[[ PROVIDED RECORDS, beginning ]]

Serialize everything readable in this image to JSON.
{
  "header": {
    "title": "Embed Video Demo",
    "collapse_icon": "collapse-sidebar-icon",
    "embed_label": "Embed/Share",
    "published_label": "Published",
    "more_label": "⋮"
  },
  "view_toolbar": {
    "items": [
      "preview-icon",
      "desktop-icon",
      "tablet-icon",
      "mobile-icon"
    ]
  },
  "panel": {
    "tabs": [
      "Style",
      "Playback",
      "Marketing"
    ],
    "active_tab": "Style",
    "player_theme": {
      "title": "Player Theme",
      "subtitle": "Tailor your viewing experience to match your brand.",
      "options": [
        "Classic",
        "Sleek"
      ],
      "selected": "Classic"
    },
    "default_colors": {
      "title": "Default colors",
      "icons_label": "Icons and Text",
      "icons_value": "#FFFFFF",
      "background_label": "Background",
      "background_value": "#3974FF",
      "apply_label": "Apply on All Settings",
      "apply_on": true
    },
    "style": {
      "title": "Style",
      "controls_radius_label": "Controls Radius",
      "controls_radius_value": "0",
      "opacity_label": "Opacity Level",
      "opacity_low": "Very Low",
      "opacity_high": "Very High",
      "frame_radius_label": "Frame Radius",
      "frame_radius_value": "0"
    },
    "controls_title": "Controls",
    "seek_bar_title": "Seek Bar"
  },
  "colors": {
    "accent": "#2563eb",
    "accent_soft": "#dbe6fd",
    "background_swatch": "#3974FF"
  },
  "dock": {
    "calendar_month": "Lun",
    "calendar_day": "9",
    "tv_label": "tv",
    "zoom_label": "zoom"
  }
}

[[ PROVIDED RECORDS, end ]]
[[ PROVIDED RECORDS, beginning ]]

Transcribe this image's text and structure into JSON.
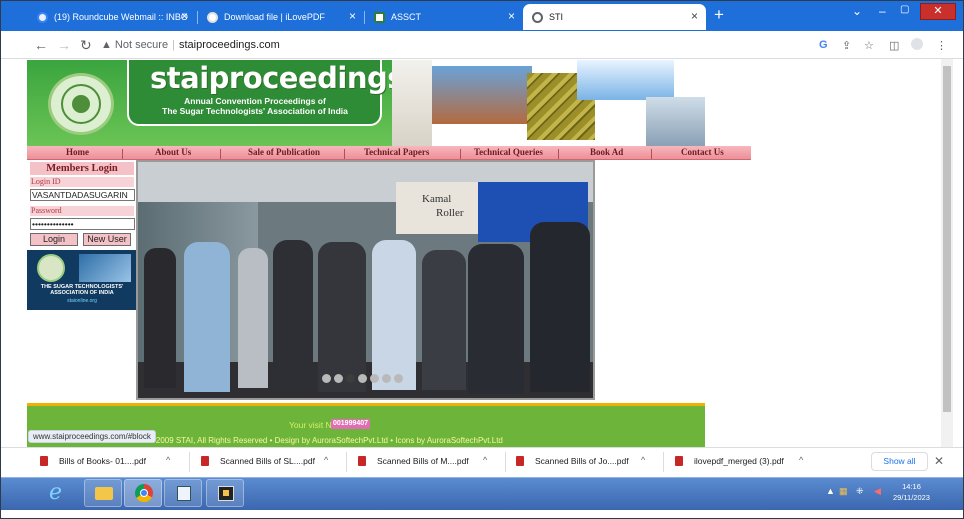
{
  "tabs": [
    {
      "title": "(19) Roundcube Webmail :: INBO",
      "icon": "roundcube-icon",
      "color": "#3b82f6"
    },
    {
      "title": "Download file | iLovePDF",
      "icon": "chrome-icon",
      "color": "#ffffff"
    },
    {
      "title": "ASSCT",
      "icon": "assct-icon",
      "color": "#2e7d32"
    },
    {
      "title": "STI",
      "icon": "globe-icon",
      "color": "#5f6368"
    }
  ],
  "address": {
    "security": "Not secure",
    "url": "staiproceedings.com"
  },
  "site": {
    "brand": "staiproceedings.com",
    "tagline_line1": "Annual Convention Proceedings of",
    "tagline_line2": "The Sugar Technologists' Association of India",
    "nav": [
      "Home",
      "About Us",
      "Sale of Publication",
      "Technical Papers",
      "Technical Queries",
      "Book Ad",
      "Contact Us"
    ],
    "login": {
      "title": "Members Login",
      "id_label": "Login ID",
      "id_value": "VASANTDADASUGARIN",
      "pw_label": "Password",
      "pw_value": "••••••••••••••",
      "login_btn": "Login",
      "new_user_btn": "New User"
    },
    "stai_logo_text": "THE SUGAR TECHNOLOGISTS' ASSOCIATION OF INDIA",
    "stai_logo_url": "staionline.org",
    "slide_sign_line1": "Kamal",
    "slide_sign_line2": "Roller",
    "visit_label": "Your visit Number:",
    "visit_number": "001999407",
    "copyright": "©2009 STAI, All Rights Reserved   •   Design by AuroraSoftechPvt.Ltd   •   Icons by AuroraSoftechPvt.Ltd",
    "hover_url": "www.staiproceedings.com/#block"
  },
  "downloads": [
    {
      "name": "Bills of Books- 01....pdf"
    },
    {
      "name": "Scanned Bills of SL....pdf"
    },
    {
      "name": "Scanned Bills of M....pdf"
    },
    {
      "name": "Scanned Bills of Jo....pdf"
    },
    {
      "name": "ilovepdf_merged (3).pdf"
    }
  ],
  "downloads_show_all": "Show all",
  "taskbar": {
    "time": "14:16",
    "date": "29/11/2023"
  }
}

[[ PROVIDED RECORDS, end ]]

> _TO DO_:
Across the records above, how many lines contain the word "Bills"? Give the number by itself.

> _EXERCISE ANSWER_:
4